Quick Review: The Dark Prophecy by Rick Riordan

dark prophecy I keep waiting for Rick Riordan to write a bad book.  The Dark Prophecy is not that book.  He just keep coming up with fresh and different ideas of making these old stories relevant and fun.  Whoever is the God or Goddess of story telling, Rick Riordan is their son.  When we last left Apollo, he’s reeling from the betrayal of Meg, a new prophecy sending him to Indianapolis and the reappearance of Leo and Calypso.
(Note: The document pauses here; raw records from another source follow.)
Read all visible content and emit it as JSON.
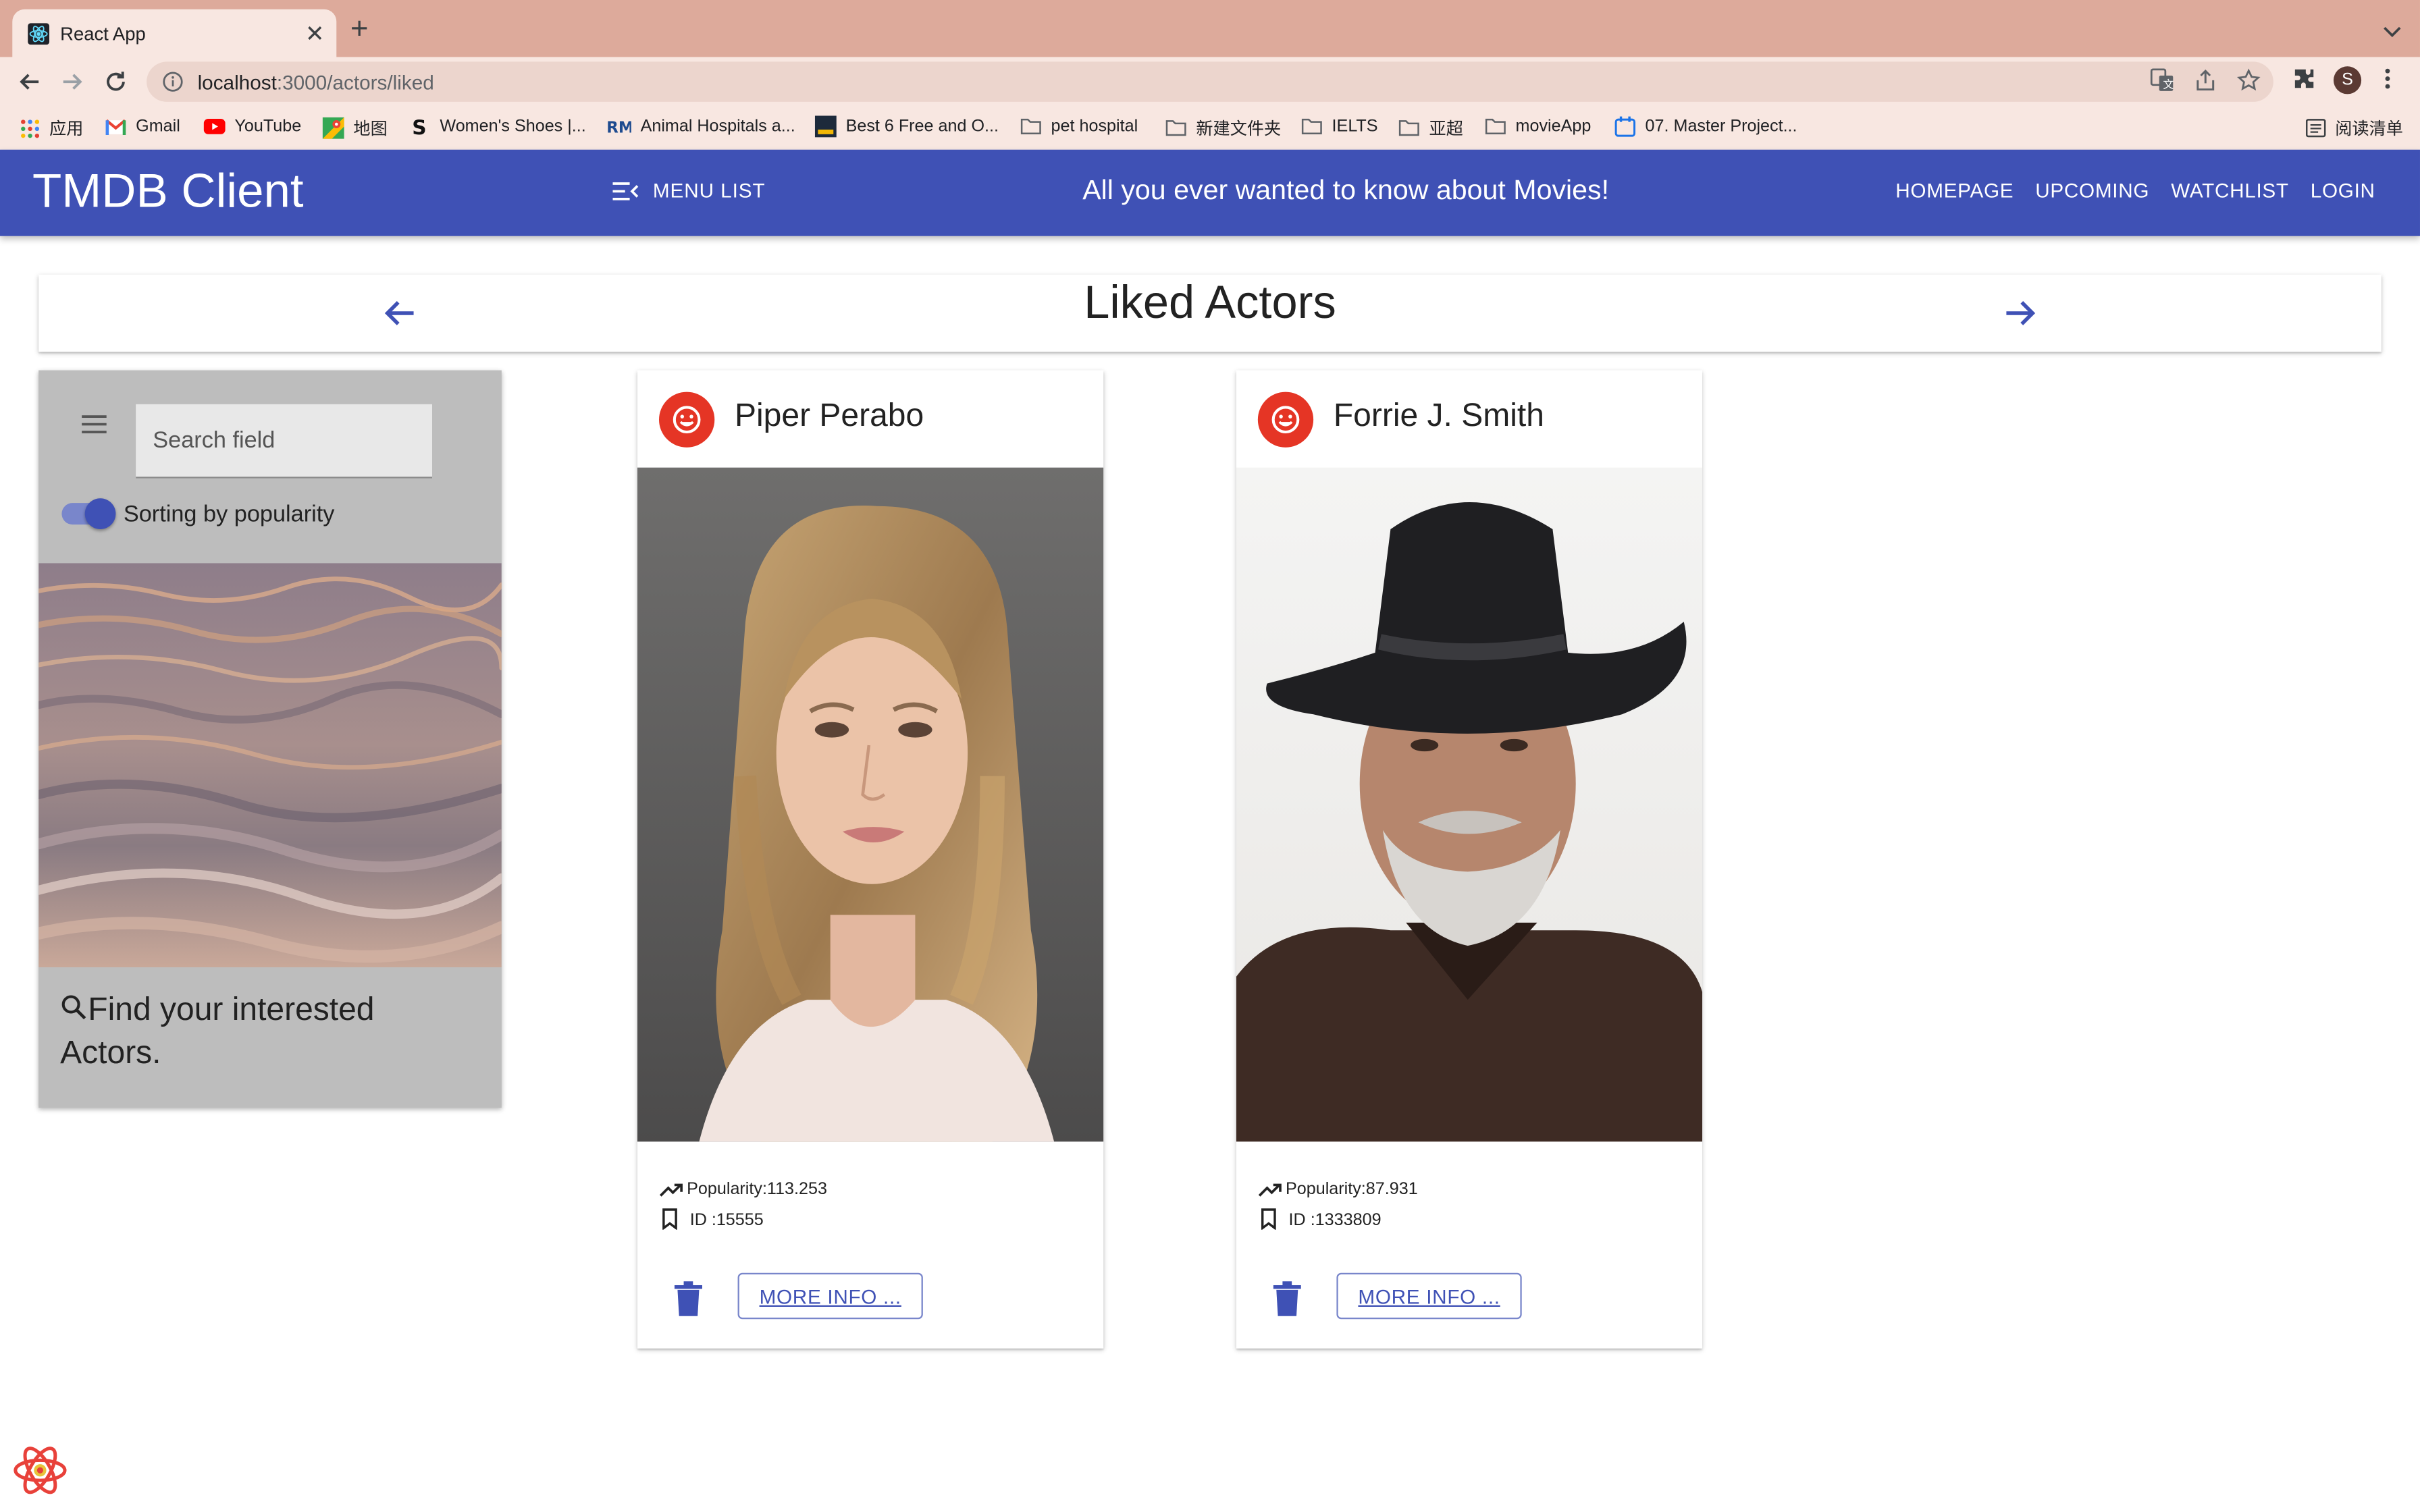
{
  "browser": {
    "tab_title": "React App",
    "url_host": "localhost",
    "url_path": ":3000/actors/liked",
    "profile_initial": "S",
    "bookmarks": [
      {
        "label": "应用",
        "icon": "apps-grid-icon"
      },
      {
        "label": "Gmail",
        "icon": "gmail-icon"
      },
      {
        "label": "YouTube",
        "icon": "youtube-icon"
      },
      {
        "label": "地图",
        "icon": "maps-icon"
      },
      {
        "label": "Women's Shoes |...",
        "icon": "s-logo-icon"
      },
      {
        "label": "Animal Hospitals a...",
        "icon": "rm-logo-icon"
      },
      {
        "label": "Best 6 Free and O...",
        "icon": "site-logo-icon"
      },
      {
        "label": "pet hospital",
        "icon": "folder-icon"
      },
      {
        "label": "新建文件夹",
        "icon": "folder-icon"
      },
      {
        "label": "IELTS",
        "icon": "folder-icon"
      },
      {
        "label": "亚超",
        "icon": "folder-icon"
      },
      {
        "label": "movieApp",
        "icon": "folder-icon"
      },
      {
        "label": "07. Master Project...",
        "icon": "calendar-icon"
      }
    ],
    "reading_list": "阅读清单",
    "colors": {
      "tabstrip": "#ddaa9b",
      "toolbar": "#f8e7e1"
    }
  },
  "app": {
    "title": "TMDB Client",
    "menu_label": "MENU LIST",
    "tagline": "All you ever wanted to know about Movies!",
    "nav": [
      "HOMEPAGE",
      "UPCOMING",
      "WATCHLIST",
      "LOGIN"
    ],
    "colors": {
      "primary": "#3f51b5",
      "liked": "#e53525"
    }
  },
  "page": {
    "heading": "Liked Actors"
  },
  "filter": {
    "search_placeholder": "Search field",
    "toggle_label": "Sorting by popularity",
    "toggle_on": true,
    "caption": "Find your interested Actors."
  },
  "actors": [
    {
      "name": "Piper Perabo",
      "popularity": "Popularity:113.253",
      "id": "ID :15555",
      "more_info": "MORE INFO ..."
    },
    {
      "name": "Forrie J. Smith",
      "popularity": "Popularity:87.931",
      "id": "ID :1333809",
      "more_info": "MORE INFO ..."
    }
  ]
}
That’s a lot for a former God turned mortal teenage boy to handle but handle he must.  When Apollo, Leo and Calypso arrive they are greeted by some very polite monsters because of course the monsters that inhabit the Midwest would be polite.  they are rescued by two former Hunters of Artemis Emmie and Josephine who tells them that their daughter is missing.  She had gone to the dark oracle for help from the second Emperor who has made Indianapolis his home.  Of course this Emperor Apollo has personal history with making everything more awkward.  As the crew tries to figure out how to defeat Emperor Commodus and get the next prophecy without going crazy they experience the same mythic hi-jinks of the other books.  Yes, these book can at times feel be formulaic but it never feel feels like that.  They are just fun, witty and refreshing.  Rick doesn’t shy away for the more uncomfortable stories from Greek and Roman mythology or tries to wash them out either.  Many of these stories are not happy or fun but then again neither is life and yet Rick never lets it get to dark.  He is always able to find the absurdity in them.  Bring on the next one.